8
Apr

The Psychological Effects of Oralism

A recently published letter to the Washington Post from Meredith Sugar, Esq., the president of the A.G. Bell Association for the Deaf and Hard of Hearing, does a grave disservice to Deaf children and their families. The letter attempts to undermine growing media attention on the success of Nyle DiMarco, a charismatic and intelligent young Deaf man who rose to fame as the winner of America’s Next Top Model and who is now one of the top contestants on the popular television show, Dancing with the Stars. As a Deaf person, DiMarco’s success flies in the face of everything A.G. Bell stands for. He is from a multi-generational Deaf family, a graduate of Deaf schools who holds a bachelor’s degree in mathematics, communicates in American Sign Language, uses no auditory technological devices, and comes across as a well-rounded and happy Deaf individual.A.G. Bell’s simplistic message that technological intervention makes it possible for Deaf children to “learn spoken language by listening” and that “most of these children develop language much as children with typical hearing do” is inaccurate and harmful. It glosses over the devastating psychological effects associated with a spoken-English-only approach to language. By the time parents and hearing professionals (i.e., teachers, audiologists, speech therapists, doctors) recognize that the Deaf child has significant developmental delays in linguistic development, the psychological damage has often already been done.
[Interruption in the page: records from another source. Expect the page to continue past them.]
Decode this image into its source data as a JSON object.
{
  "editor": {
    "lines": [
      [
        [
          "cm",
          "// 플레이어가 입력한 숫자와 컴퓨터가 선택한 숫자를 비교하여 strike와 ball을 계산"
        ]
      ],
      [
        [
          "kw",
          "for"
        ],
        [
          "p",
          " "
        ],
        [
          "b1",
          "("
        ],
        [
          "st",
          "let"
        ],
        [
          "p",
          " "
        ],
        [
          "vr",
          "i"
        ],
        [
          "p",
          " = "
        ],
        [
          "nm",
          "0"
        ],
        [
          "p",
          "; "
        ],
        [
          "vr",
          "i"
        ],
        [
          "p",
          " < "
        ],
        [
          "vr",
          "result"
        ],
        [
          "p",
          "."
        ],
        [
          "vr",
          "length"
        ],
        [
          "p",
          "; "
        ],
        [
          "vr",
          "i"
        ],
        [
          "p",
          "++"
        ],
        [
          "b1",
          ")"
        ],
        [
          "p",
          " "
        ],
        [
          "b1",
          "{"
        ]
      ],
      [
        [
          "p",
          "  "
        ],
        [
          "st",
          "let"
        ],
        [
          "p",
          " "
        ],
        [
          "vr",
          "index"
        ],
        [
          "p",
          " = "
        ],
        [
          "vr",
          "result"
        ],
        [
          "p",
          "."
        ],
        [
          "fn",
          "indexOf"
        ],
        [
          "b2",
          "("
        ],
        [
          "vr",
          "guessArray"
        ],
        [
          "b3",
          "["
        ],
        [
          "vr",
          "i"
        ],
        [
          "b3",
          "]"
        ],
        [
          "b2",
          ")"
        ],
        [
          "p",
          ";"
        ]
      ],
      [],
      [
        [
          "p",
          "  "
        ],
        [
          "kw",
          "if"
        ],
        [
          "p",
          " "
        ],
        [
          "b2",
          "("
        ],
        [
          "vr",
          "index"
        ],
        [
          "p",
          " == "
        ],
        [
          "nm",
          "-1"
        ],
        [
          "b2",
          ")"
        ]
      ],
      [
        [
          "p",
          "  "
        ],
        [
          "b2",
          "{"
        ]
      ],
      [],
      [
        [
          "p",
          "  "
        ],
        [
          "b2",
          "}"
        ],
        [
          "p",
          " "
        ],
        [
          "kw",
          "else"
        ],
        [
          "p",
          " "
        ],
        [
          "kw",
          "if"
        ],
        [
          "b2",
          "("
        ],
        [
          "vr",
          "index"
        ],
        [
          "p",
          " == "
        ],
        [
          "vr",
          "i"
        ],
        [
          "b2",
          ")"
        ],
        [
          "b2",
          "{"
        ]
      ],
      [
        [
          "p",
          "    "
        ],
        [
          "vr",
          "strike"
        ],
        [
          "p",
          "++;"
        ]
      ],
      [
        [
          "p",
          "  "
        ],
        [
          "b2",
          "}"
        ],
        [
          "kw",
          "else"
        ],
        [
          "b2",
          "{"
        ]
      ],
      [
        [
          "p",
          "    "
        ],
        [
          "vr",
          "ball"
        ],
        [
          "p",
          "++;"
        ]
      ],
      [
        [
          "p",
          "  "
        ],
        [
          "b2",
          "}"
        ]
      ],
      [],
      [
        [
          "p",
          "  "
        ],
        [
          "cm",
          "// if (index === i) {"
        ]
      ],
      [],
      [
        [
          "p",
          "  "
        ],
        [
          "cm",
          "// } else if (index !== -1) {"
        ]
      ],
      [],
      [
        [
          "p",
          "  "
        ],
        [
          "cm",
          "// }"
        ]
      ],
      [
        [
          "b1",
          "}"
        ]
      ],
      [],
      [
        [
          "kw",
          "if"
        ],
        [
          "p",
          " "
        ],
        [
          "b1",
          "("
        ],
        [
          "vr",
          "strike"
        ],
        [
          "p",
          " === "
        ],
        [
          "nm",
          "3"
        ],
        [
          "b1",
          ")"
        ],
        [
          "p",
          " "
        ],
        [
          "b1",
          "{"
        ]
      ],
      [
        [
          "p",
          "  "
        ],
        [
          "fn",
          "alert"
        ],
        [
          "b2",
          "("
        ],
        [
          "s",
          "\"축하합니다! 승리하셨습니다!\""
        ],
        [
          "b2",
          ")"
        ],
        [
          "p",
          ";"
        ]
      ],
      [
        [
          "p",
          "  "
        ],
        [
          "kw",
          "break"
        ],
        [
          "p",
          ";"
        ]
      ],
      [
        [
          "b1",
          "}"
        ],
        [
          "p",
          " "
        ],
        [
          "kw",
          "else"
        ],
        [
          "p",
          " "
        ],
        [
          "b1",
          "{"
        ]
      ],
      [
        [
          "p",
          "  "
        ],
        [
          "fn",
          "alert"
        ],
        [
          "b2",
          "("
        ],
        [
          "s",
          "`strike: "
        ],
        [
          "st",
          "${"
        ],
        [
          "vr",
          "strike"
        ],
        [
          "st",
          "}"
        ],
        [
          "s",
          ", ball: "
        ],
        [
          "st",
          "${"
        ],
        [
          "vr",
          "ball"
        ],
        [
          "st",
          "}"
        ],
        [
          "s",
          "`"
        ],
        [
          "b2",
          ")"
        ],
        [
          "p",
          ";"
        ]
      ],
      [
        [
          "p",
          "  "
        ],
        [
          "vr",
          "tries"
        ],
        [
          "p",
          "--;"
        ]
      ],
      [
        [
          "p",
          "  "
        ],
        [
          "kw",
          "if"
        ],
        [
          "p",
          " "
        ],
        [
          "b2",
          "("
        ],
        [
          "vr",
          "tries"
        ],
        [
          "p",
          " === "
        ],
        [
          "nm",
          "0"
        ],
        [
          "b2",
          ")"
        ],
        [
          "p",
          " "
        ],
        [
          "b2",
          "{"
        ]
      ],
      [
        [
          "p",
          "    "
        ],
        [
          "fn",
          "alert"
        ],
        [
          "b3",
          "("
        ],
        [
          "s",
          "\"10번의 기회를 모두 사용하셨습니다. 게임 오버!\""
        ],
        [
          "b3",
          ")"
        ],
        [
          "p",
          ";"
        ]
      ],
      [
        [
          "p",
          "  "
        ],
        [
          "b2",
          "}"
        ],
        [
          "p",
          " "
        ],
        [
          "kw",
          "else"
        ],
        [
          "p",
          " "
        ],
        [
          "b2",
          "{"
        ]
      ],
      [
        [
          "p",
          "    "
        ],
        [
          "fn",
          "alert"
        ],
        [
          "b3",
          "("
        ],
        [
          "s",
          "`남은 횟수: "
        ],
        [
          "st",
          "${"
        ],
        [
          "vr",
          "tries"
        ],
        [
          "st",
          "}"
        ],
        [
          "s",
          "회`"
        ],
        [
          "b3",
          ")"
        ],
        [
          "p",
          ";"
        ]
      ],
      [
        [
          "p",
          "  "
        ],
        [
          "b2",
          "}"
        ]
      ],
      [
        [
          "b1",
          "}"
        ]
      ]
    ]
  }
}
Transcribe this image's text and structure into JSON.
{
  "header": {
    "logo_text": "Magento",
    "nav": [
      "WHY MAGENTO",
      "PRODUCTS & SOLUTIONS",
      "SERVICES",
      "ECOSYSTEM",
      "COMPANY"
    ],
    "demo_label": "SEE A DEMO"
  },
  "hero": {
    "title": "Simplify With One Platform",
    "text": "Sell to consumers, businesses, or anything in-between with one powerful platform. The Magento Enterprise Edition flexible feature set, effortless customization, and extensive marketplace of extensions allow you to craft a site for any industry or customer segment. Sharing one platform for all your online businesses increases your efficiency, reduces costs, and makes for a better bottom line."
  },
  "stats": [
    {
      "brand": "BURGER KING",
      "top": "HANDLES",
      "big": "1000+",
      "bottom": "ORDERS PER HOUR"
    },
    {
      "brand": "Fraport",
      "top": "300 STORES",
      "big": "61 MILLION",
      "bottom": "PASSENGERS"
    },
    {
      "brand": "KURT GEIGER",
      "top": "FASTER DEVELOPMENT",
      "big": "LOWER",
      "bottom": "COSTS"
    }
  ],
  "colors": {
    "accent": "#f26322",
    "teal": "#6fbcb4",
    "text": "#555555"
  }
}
There are far too many Deaf people who are survivors of the English-only philosophy.

A disproportionate amount of attention is given to the perceived “benefits” of speaking and hearing, no matter how perfectly or imperfectly the Deaf child is able to do this. Very little attention is given to the social, emotional, psychological, and educational harms that occur when Deaf children are denied access to ASL. These deserve attention.

Anyone invested in Deaf children’s well-being should be aware of the costs incurred when teaching spoken English comes at the expense of healthy development in other areas.

To read more about the psychological impact of oralism, see below for a link to an article co-authored by Sharon Duchesneau and the letter writer.

http://sk.sagepub.com/reference/download/the-sage-deaf-studies-encyclopedia/i3490.pdf

Dr. Candace A. McCullough, CEO
Deaf Counseling Center

1 Comment
  1. Billy S. Allen April 11, 2016

    Dr. McCullough,
    Your research paper on the impact of Oralism is nearly the exact narrative of my life growing up. Thank you for writing that. About 5 years ago I was part of a play that Ping Chong made on Invisible Voices series. Our part was for people with disabilities. Additionally, during my growing up years, we lost a couple oral deaf friends as they decided to take on their own life due to lack of self-identity and sense of belonging. I made an attempt, but did not work. . This story has been recorded onto DVD for anyone to see.
    ( https://www.facebook.com/Invisible-Voices-New-Perspectives-on-Disability-122608074692/?fref=ts )

    I’ve expressed these exact sentiments as your paper stated with one exception

    After growing up as written in your paper. I decided to attend college and pursue higher education as a much older student (was the oldest football player on team too). Went to Gallaudet (mom, was not a happy camper “why would you go to a school with kids of lower education ? you are better than that?”) I won’t elaborate on how that really ticked me off. But, I got a chance to refine my ASL emerge into a much desired culture, felt belonged and obtain higher education. Completed my BA there then went to Rutgers (they only accept A and B grading). Ended up doing a dual masters there utilizing ASL interpreters and CART for the legal class (because contents of ASL cannot accurately define the legal terms as CART).
    ASL is easier for me to get by on a day to day basis, CART and lip reading really sucks up my energy and drains me quite a bit.

    My life is now balanced with having a deaf wife, have hearing kids (knows sign). Working with hearing folks on most of the days but personal life is Deaf life. I use ASL interpreters anytime I can get one to preserve my sanity, energy and comprehension of what’s going on around me.
    I’ve found my balance and sanity in life.
    Sincerely.
    Happy Camper

    Reply

Leave a Comment

Your email address will not be published. Required fields are marked *

Contact Us

Please leave this field empty.